How Twitter's Epic Fight to Protect One Guy's Data Crashed Into Money
Twitter really gave it the old college try with the Malcolm Harris case. The Occupy protester was arrested on the Brooklyn Bridge last fall, along with about 700 other kids trying to stand up to the banks. Like those hundred or so other protesters...
Twitter really gave it the old college try with the Malcolm Harris case. The Occupy protester was arrested on the Brooklyn Bridge last fall, along with about 700 other kids trying to stand up to the banks. Like those hundred or so other protesters, Harris was illegally walking on the roadway after cops told them not to, and Manhattan Criminal Court Judge Matthew Sciarrino thinks that there’s proof that Harris knew he was disobeying the fuzz in the young man’s Twitter stream. But Twitter doesn’t just serve up bundles of tweets to judges whenever they ask for it. That’s Google or Facebook territory. At least, they used to not do.

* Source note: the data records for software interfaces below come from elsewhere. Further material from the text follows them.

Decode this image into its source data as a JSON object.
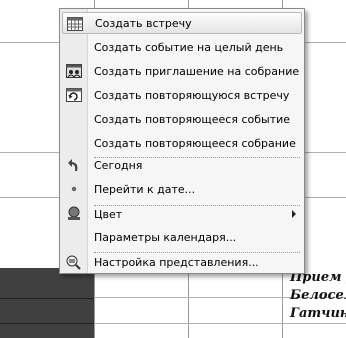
{
  "menu": {
    "items": [
      {
        "label": "Создать встречу",
        "icon": "calendar-grid-icon",
        "highlighted": true
      },
      {
        "label": "Создать событие на целый день",
        "icon": null
      },
      {
        "label": "Создать приглашение на собрание",
        "icon": "meeting-invite-icon"
      },
      {
        "label": "Создать повторяющуюся встречу",
        "icon": "recurring-appointment-icon"
      },
      {
        "label": "Создать повторяющееся событие",
        "icon": null
      },
      {
        "label": "Создать повторяющееся собрание",
        "icon": null
      },
      {
        "label": "Сегодня",
        "icon": "today-arrow-icon"
      },
      {
        "label": "Перейти к дате...",
        "icon": "bullet-dot-icon"
      },
      {
        "label": "Цвет",
        "icon": "color-icon",
        "submenu": true
      },
      {
        "label": "Параметры календаря...",
        "icon": null
      },
      {
        "label": "Настройка представления...",
        "icon": "customize-view-icon"
      }
    ]
  },
  "calendar": {
    "event_lines": [
      "Прием у",
      "Белосел",
      "Гатчина"
    ]
  }
}
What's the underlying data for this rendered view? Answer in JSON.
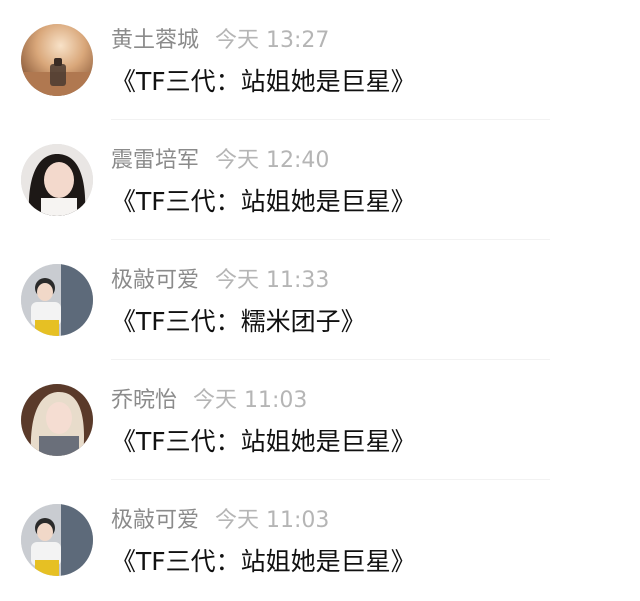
{
  "messages": [
    {
      "username": "黄土蓉城",
      "time": "今天 13:27",
      "text": "《TF三代：站姐她是巨星》",
      "avatar_icon": "sunset-bottle-avatar"
    },
    {
      "username": "震雷培军",
      "time": "今天 12:40",
      "text": "《TF三代：站姐她是巨星》",
      "avatar_icon": "girl-portrait-avatar"
    },
    {
      "username": "极敲可爱",
      "time": "今天 11:33",
      "text": "《TF三代：糯米团子》",
      "avatar_icon": "boy-photo-avatar"
    },
    {
      "username": "乔晥怡",
      "time": "今天 11:03",
      "text": "《TF三代：站姐她是巨星》",
      "avatar_icon": "blonde-girl-avatar"
    },
    {
      "username": "极敲可爱",
      "time": "今天 11:03",
      "text": "《TF三代：站姐她是巨星》",
      "avatar_icon": "boy-photo-avatar"
    }
  ]
}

After months of legal wrangling, Twitter finally agreed to surrender Harris’s tweets after the court threatened to hold the company in contempt and even — gasp! — fine them. “It is my understanding that Twitter will comply, barring a stay,” Martin Stolar, Harris’ lawyer, told the Chicago Tribune. This near conclusive development comes after Harris appealed the judge’s subpoena for his old tweets, and Twitter refused to cooperate when the judge turned down the appeal. The prosecution, meanwhile, couldn’t find the damning tweets in Harris’s stream since the kid tweets so much. It’s a matter of illegal search and seizure, the two parties argued, citing that January Supreme Court decision that police use of GPS without a warrant is unconstitutional.
“One's public location is public, they say, except where accumulated via a GPS device,” Martin Stolar, Harris’s lawyer, explained in an email to The New York Times. "The same analogy could be applied to tweets – they are public except where they are accumulated (on Twitter's storage devices) and this is more analogous to the situation than the bank records analogy the court has used." Stolar is referring to the judge’s example of bank records, which can be legally subpoenaed without a warrant.
It’s worth pointing out that the judge didn’t just want Harris’s tweets. He wanted information about people that clicked the tweets as well as the relevant IP addresses that could be used to link users to specific locations. It’s not clear exactly what Twitter handed over yet; “I just saw a big pile of paper,” Harris tweeted today. The Electronic Frontier Foundation calls the whole affair a “miscarriage of justice” and points out that Twitter ultimately didn’t have a choice about whether it handed over the data or not. Along those lines, judicial precedents suggest that Sciarrino is on the wrong side of the law here. Supreme Court Justice Sonya Sotomayor wrote in her concurring opinion in United States v. Jones that she “would not assume that all information voluntarily disclosed to some member of the public for a limited purpose is, for that reason alone, disentitled to Fourth Amendment protection.”
There’s a chance that this important case could’ve bubbled all the way up to the top. That is, if Twitter didn’t give up its epic fight, one that had already cost it months of legal wrangling. The crucial why ultimately appears less to do with its lawful duty than with cold hard cash. To determine the fine the company would have faced, said the judge, would require handing over two quarters' worth of earnings statements. That’s a tall order for a company with no clear business model, one for whom secrecy of its financial data, at some point, trumps that of its users.